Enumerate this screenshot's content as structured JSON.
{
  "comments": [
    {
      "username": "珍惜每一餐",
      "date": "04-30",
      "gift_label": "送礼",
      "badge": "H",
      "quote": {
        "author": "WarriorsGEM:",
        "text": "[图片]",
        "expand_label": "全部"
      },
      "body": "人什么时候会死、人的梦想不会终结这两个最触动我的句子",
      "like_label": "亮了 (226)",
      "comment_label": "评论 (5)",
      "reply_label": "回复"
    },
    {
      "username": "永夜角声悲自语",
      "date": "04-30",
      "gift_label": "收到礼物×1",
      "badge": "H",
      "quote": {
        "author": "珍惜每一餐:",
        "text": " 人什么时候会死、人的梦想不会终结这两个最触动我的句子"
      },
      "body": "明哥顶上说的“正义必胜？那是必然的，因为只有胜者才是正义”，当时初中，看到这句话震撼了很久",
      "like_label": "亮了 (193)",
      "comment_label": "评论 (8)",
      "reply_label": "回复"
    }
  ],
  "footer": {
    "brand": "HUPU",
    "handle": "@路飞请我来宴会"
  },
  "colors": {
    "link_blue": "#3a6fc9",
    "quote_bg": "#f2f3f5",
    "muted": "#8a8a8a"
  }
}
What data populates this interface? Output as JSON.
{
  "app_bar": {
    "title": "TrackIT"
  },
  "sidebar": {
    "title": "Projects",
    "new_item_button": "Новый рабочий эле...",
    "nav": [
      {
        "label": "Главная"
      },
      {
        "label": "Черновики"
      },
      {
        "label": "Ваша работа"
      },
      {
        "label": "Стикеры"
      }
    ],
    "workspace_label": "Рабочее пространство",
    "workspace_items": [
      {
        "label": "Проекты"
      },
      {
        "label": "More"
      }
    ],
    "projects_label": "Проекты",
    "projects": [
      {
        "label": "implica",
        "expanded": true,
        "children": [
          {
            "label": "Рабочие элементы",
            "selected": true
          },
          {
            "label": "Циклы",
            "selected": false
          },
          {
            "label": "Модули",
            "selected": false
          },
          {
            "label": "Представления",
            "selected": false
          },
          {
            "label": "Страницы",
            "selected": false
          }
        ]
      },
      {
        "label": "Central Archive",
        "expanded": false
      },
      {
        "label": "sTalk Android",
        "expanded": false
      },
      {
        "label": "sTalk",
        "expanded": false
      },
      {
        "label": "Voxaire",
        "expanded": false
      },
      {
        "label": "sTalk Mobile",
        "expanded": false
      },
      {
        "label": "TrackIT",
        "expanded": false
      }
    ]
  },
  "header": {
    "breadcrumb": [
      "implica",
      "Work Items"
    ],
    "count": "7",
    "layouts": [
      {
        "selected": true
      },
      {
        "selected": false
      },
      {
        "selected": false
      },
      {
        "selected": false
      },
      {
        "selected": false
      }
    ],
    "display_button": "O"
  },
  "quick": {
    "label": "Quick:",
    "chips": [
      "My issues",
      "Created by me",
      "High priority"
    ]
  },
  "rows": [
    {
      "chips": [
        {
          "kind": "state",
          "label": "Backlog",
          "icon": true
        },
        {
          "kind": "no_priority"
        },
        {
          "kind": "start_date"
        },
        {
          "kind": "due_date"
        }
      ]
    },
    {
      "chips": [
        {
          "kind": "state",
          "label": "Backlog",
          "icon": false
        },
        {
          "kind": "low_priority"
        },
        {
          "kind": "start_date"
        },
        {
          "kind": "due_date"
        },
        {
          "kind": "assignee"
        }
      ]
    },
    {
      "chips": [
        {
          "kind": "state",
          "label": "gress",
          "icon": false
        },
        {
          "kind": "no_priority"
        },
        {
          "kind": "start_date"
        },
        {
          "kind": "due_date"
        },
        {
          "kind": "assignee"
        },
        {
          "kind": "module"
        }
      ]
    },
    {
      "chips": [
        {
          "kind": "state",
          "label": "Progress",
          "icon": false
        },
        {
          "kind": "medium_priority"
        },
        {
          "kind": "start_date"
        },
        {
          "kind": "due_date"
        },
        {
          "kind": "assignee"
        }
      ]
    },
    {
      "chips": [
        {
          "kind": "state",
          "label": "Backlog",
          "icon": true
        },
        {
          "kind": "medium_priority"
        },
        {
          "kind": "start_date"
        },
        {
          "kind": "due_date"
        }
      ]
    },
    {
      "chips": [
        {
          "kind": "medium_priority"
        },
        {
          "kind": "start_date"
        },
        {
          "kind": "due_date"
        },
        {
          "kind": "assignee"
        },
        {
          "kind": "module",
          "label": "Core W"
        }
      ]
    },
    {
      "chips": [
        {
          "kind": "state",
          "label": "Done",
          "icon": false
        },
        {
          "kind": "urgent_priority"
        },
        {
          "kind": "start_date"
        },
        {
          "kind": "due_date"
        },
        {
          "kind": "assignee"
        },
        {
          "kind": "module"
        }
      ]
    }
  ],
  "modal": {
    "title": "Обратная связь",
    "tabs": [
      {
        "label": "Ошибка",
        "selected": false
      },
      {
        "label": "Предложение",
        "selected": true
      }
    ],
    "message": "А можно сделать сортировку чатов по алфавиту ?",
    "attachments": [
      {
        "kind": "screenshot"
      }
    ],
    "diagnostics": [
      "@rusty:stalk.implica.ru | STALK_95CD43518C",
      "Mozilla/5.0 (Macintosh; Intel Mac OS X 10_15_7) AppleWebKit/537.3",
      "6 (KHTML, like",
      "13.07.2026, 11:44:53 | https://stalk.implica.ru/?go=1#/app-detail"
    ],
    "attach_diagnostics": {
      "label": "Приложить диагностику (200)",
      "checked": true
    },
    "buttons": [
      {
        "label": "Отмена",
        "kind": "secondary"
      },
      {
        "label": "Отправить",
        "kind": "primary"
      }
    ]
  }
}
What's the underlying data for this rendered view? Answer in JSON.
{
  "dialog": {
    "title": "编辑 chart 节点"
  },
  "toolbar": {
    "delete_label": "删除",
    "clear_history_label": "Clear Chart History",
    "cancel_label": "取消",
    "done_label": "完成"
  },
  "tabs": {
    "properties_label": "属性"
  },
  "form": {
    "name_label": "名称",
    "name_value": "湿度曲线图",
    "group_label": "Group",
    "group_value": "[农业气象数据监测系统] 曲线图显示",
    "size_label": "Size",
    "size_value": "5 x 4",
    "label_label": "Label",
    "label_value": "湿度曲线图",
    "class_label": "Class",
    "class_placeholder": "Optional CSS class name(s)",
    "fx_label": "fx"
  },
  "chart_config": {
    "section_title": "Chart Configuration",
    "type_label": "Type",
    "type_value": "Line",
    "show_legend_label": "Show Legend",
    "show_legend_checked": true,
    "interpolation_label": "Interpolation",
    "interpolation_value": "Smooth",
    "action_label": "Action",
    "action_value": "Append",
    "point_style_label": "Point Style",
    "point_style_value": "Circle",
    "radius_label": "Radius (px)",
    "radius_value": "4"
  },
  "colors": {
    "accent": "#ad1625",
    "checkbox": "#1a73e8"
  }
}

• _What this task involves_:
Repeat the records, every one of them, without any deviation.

• _Written reply_:
Enumerate this screenshot's content as structured JSON.
{
  "comments": [
    {
      "username": "珍惜每一餐",
      "date": "04-30",
      "gift_label": "送礼",
      "badge": "H",
      "quote": {
        "author": "WarriorsGEM:",
        "text": "[图片]",
        "expand_label": "全部"
      },
      "body": "人什么时候会死、人的梦想不会终结这两个最触动我的句子",
      "like_label": "亮了 (226)",
      "comment_label": "评论 (5)",
      "reply_label": "回复"
    },
    {
      "username": "永夜角声悲自语",
      "date": "04-30",
      "gift_label": "收到礼物×1",
      "badge": "H",
      "quote": {
        "author": "珍惜每一餐:",
        "text": " 人什么时候会死、人的梦想不会终结这两个最触动我的句子"
      },
      "body": "明哥顶上说的“正义必胜？那是必然的，因为只有胜者才是正义”，当时初中，看到这句话震撼了很久",
      "like_label": "亮了 (193)",
      "comment_label": "评论 (8)",
      "reply_label": "回复"
    }
  ],
  "footer": {
    "brand": "HUPU",
    "handle": "@路飞请我来宴会"
  },
  "colors": {
    "link_blue": "#3a6fc9",
    "quote_bg": "#f2f3f5",
    "muted": "#8a8a8a"
  }
}
What data populates this interface? Output as JSON.
{
  "app_bar": {
    "title": "TrackIT"
  },
  "sidebar": {
    "title": "Projects",
    "new_item_button": "Новый рабочий эле...",
    "nav": [
      {
        "label": "Главная"
      },
      {
        "label": "Черновики"
      },
      {
        "label": "Ваша работа"
      },
      {
        "label": "Стикеры"
      }
    ],
    "workspace_label": "Рабочее пространство",
    "workspace_items": [
      {
        "label": "Проекты"
      },
      {
        "label": "More"
      }
    ],
    "projects_label": "Проекты",
    "projects": [
      {
        "label": "implica",
        "expanded": true,
        "children": [
          {
            "label": "Рабочие элементы",
            "selected": true
          },
          {
            "label": "Циклы",
            "selected": false
          },
          {
            "label": "Модули",
            "selected": false
          },
          {
            "label": "Представления",
            "selected": false
          },
          {
            "label": "Страницы",
            "selected": false
          }
        ]
      },
      {
        "label": "Central Archive",
        "expanded": false
      },
      {
        "label": "sTalk Android",
        "expanded": false
      },
      {
        "label": "sTalk",
        "expanded": false
      },
      {
        "label": "Voxaire",
        "expanded": false
      },
      {
        "label": "sTalk Mobile",
        "expanded": false
      },
      {
        "label": "TrackIT",
        "expanded": false
      }
    ]
  },
  "header": {
    "breadcrumb": [
      "implica",
      "Work Items"
    ],
    "count": "7",
    "layouts": [
      {
        "selected": true
      },
      {
        "selected": false
      },
      {
        "selected": false
      },
      {
        "selected": false
      },
      {
        "selected": false
      }
    ],
    "display_button": "O"
  },
  "quick": {
    "label": "Quick:",
    "chips": [
      "My issues",
      "Created by me",
      "High priority"
    ]
  },
  "rows": [
    {
      "chips": [
        {
          "kind": "state",
          "label": "Backlog",
          "icon": true
        },
        {
          "kind": "no_priority"
        },
        {
          "kind": "start_date"
        },
        {
          "kind": "due_date"
        }
      ]
    },
    {
      "chips": [
        {
          "kind": "state",
          "label": "Backlog",
          "icon": false
        },
        {
          "kind": "low_priority"
        },
        {
          "kind": "start_date"
        },
        {
          "kind": "due_date"
        },
        {
          "kind": "assignee"
        }
      ]
    },
    {
      "chips": [
        {
          "kind": "state",
          "label": "gress",
          "icon": false
        },
        {
          "kind": "no_priority"
        },
        {
          "kind": "start_date"
        },
        {
          "kind": "due_date"
        },
        {
          "kind": "assignee"
        },
        {
          "kind": "module"
        }
      ]
    },
    {
      "chips": [
        {
          "kind": "state",
          "label": "Progress",
          "icon": false
        },
        {
          "kind": "medium_priority"
        },
        {
          "kind": "start_date"
        },
        {
          "kind": "due_date"
        },
        {
          "kind": "assignee"
        }
      ]
    },
    {
      "chips": [
        {
          "kind": "state",
          "label": "Backlog",
          "icon": true
        },
        {
          "kind": "medium_priority"
        },
        {
          "kind": "start_date"
        },
        {
          "kind": "due_date"
        }
      ]
    },
    {
      "chips": [
        {
          "kind": "medium_priority"
        },
        {
          "kind": "start_date"
        },
        {
          "kind": "due_date"
        },
        {
          "kind": "assignee"
        },
        {
          "kind": "module",
          "label": "Core W"
        }
      ]
    },
    {
      "chips": [
        {
          "kind": "state",
          "label": "Done",
          "icon": false
        },
        {
          "kind": "urgent_priority"
        },
        {
          "kind": "start_date"
        },
        {
          "kind": "due_date"
        },
        {
          "kind": "assignee"
        },
        {
          "kind": "module"
        }
      ]
    }
  ],
  "modal": {
    "title": "Обратная связь",
    "tabs": [
      {
        "label": "Ошибка",
        "selected": false
      },
      {
        "label": "Предложение",
        "selected": true
      }
    ],
    "message": "А можно сделать сортировку чатов по алфавиту ?",
    "attachments": [
      {
        "kind": "screenshot"
      }
    ],
    "diagnostics": [
      "@rusty:stalk.implica.ru | STALK_95CD43518C",
      "Mozilla/5.0 (Macintosh; Intel Mac OS X 10_15_7) AppleWebKit/537.3",
      "6 (KHTML, like",
      "13.07.2026, 11:44:53 | https://stalk.implica.ru/?go=1#/app-detail"
    ],
    "attach_diagnostics": {
      "label": "Приложить диагностику (200)",
      "checked": true
    },
    "buttons": [
      {
        "label": "Отмена",
        "kind": "secondary"
      },
      {
        "label": "Отправить",
        "kind": "primary"
      }
    ]
  }
}
What's the underlying data for this rendered view? Answer in JSON.
{
  "dialog": {
    "title": "编辑 chart 节点"
  },
  "toolbar": {
    "delete_label": "删除",
    "clear_history_label": "Clear Chart History",
    "cancel_label": "取消",
    "done_label": "完成"
  },
  "tabs": {
    "properties_label": "属性"
  },
  "form": {
    "name_label": "名称",
    "name_value": "湿度曲线图",
    "group_label": "Group",
    "group_value": "[农业气象数据监测系统] 曲线图显示",
    "size_label": "Size",
    "size_value": "5 x 4",
    "label_label": "Label",
    "label_value": "湿度曲线图",
    "class_label": "Class",
    "class_placeholder": "Optional CSS class name(s)",
    "fx_label": "fx"
  },
  "chart_config": {
    "section_title": "Chart Configuration",
    "type_label": "Type",
    "type_value": "Line",
    "show_legend_label": "Show Legend",
    "show_legend_checked": true,
    "interpolation_label": "Interpolation",
    "interpolation_value": "Smooth",
    "action_label": "Action",
    "action_value": "Append",
    "point_style_label": "Point Style",
    "point_style_value": "Circle",
    "radius_label": "Radius (px)",
    "radius_value": "4"
  },
  "colors": {
    "accent": "#ad1625",
    "checkbox": "#1a73e8"
  }
}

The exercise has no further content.